Factor three "requires an evaluation of whether [the Division] 'made reasonable efforts to provide services to help the parent' remedy the circumstances that led to removal of the children from the home." Id. at 40 (quoting N.J.S.A. 30:4C-15.1(a)(3)). "'The diligence of [the Division's] efforts on behalf of a parent is not measured by' whether those efforts were successful." Ibid. (quoting D.M.H., supra, 161 N.J. at 393). "Thus, the parent's failure to become a caretaker for his children is not determinative of the sufficiency of [the Division's] efforts at family reunification. These efforts must be assessed against the standard of adequacy in light of all the circumstances of a given case." D.M.H., supra, 161 N.J. at 393. Notwithstanding the Division's diligent efforts to provide services to defendants, their mental illnesses and emotional deficits render both incapable of benefiting from those services. There are no available alternatives to termination.
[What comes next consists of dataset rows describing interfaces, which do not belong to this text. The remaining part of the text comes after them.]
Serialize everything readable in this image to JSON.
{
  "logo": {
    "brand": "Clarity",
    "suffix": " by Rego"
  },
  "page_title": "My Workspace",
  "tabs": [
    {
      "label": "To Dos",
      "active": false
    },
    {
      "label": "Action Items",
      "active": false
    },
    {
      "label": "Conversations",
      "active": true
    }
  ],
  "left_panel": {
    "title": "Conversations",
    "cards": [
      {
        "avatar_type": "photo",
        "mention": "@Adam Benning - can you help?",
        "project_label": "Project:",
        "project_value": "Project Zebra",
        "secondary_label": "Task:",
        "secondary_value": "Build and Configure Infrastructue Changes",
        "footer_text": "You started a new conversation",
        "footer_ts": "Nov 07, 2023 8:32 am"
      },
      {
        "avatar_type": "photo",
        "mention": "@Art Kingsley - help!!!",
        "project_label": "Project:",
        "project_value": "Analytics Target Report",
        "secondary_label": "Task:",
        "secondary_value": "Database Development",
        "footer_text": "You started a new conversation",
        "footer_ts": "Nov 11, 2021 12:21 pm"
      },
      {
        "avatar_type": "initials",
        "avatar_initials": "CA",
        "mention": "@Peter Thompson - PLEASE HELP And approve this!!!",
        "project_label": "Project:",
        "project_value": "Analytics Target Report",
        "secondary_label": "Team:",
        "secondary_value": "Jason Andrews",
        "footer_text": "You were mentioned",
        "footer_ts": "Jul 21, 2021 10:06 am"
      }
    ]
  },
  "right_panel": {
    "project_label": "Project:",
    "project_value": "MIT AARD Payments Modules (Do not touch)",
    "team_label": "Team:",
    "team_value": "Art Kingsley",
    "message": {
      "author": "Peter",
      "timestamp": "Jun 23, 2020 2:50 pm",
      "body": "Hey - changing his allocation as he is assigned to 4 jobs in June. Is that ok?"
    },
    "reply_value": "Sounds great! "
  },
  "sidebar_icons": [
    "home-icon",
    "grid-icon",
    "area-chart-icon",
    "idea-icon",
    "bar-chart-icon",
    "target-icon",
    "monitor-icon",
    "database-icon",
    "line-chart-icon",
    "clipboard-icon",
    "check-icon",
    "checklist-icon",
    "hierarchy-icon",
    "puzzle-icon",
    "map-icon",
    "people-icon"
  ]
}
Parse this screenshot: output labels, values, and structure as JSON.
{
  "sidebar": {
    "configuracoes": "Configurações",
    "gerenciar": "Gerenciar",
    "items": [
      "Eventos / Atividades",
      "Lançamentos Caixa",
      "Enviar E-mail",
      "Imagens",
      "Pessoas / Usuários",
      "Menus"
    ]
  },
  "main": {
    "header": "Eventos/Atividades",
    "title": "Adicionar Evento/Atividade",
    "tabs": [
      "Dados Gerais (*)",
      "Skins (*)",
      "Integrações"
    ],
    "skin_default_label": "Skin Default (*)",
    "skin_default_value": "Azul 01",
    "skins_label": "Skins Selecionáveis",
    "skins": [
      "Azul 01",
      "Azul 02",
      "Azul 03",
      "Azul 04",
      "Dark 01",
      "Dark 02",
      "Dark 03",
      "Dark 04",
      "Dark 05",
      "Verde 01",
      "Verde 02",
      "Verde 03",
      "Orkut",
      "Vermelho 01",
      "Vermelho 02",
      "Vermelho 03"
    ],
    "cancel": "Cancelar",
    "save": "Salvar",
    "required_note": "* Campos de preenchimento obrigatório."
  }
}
"'[T]o satisfy the fourth prong, the State should offer testimony of a well-qualified expert who has had full opportunity to make a comprehensive, objective, and informed evaluation of the child's relationship with both the natural parents and the foster parents.'" F.M., supra, supra, slip op. at 41-42 (quoting N.J. Div. of Youth & Family Servs. v. M.M., 189 N.J. 261, 281 (2007)). "Under this prong, an important consideration is '[a] child's need for permanency.'" Id. at 42 (quoting M.M., supra, 189 N.J. at 281). "Ultimately, a child has a right to live in a stable, nurturing environment and to have the psychological security . . . ." Ibid. The uncontroverted expert evidence in this case established that Ian had been with his resource family since birth and any attachment to defendants was attenuated. On the other hand, Ian enjoyed a positive and secure attachment to his foster parents, which, if severed, would likely cause him serious and enduring harm that defendants cannot mitigate.
Susan's claim that Judge Johnson failed to make adequate factual findings because he improperly relied upon the conclusions of Judge Mendez relating to Susan's other child is belied by the totality of the record. Although Judge Johnson made reference to that earlier proceeding, we are satisfied that his ultimate findings and conclusions were based upon the clear and convincing evidence presented by the Division against both parents in this instance.